● Extracted material:
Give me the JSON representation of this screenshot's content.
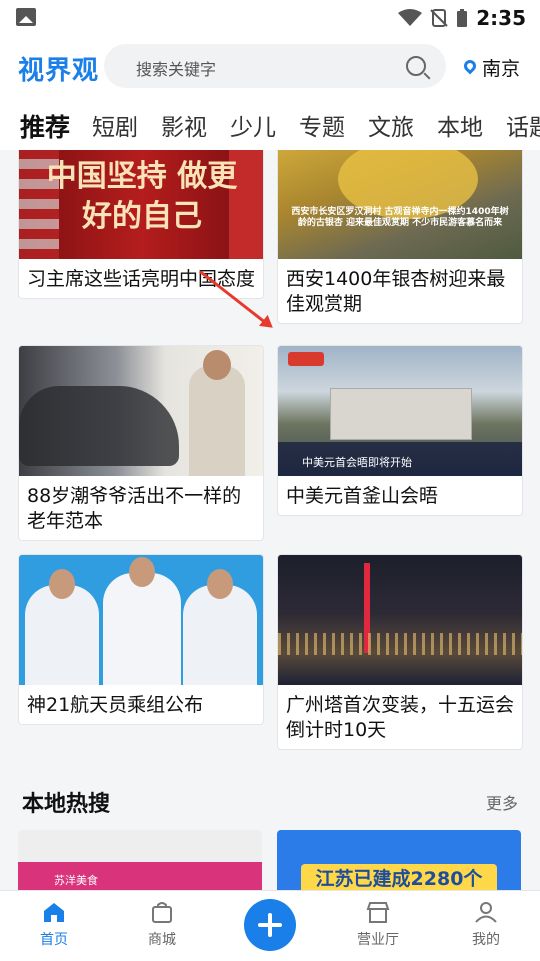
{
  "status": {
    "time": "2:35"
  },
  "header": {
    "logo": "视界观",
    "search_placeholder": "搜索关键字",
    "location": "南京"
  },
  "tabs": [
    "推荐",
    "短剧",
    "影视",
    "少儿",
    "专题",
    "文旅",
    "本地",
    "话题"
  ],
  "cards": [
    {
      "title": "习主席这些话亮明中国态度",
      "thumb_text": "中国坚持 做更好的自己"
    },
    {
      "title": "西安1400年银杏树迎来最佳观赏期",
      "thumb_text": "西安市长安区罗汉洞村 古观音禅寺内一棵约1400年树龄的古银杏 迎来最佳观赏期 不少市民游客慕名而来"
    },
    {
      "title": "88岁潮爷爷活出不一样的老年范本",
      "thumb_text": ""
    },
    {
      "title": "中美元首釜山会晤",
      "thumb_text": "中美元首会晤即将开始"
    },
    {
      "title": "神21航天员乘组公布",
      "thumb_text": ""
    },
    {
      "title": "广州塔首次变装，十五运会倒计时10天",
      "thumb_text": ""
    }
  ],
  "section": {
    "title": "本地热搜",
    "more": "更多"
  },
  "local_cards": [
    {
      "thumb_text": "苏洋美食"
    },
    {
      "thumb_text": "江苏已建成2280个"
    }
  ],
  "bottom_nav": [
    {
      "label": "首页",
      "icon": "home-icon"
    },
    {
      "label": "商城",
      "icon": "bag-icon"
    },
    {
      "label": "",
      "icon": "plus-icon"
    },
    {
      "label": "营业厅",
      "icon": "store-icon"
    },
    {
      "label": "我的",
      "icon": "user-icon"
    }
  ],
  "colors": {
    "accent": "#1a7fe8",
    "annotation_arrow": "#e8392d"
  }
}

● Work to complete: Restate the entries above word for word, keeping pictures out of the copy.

● Exercise output:
Give me the JSON representation of this screenshot's content.
{
  "status": {
    "time": "2:35"
  },
  "header": {
    "logo": "视界观",
    "search_placeholder": "搜索关键字",
    "location": "南京"
  },
  "tabs": [
    "推荐",
    "短剧",
    "影视",
    "少儿",
    "专题",
    "文旅",
    "本地",
    "话题"
  ],
  "cards": [
    {
      "title": "习主席这些话亮明中国态度",
      "thumb_text": "中国坚持 做更好的自己"
    },
    {
      "title": "西安1400年银杏树迎来最佳观赏期",
      "thumb_text": "西安市长安区罗汉洞村 古观音禅寺内一棵约1400年树龄的古银杏 迎来最佳观赏期 不少市民游客慕名而来"
    },
    {
      "title": "88岁潮爷爷活出不一样的老年范本",
      "thumb_text": ""
    },
    {
      "title": "中美元首釜山会晤",
      "thumb_text": "中美元首会晤即将开始"
    },
    {
      "title": "神21航天员乘组公布",
      "thumb_text": ""
    },
    {
      "title": "广州塔首次变装，十五运会倒计时10天",
      "thumb_text": ""
    }
  ],
  "section": {
    "title": "本地热搜",
    "more": "更多"
  },
  "local_cards": [
    {
      "thumb_text": "苏洋美食"
    },
    {
      "thumb_text": "江苏已建成2280个"
    }
  ],
  "bottom_nav": [
    {
      "label": "首页",
      "icon": "home-icon"
    },
    {
      "label": "商城",
      "icon": "bag-icon"
    },
    {
      "label": "",
      "icon": "plus-icon"
    },
    {
      "label": "营业厅",
      "icon": "store-icon"
    },
    {
      "label": "我的",
      "icon": "user-icon"
    }
  ],
  "colors": {
    "accent": "#1a7fe8",
    "annotation_arrow": "#e8392d"
  }
}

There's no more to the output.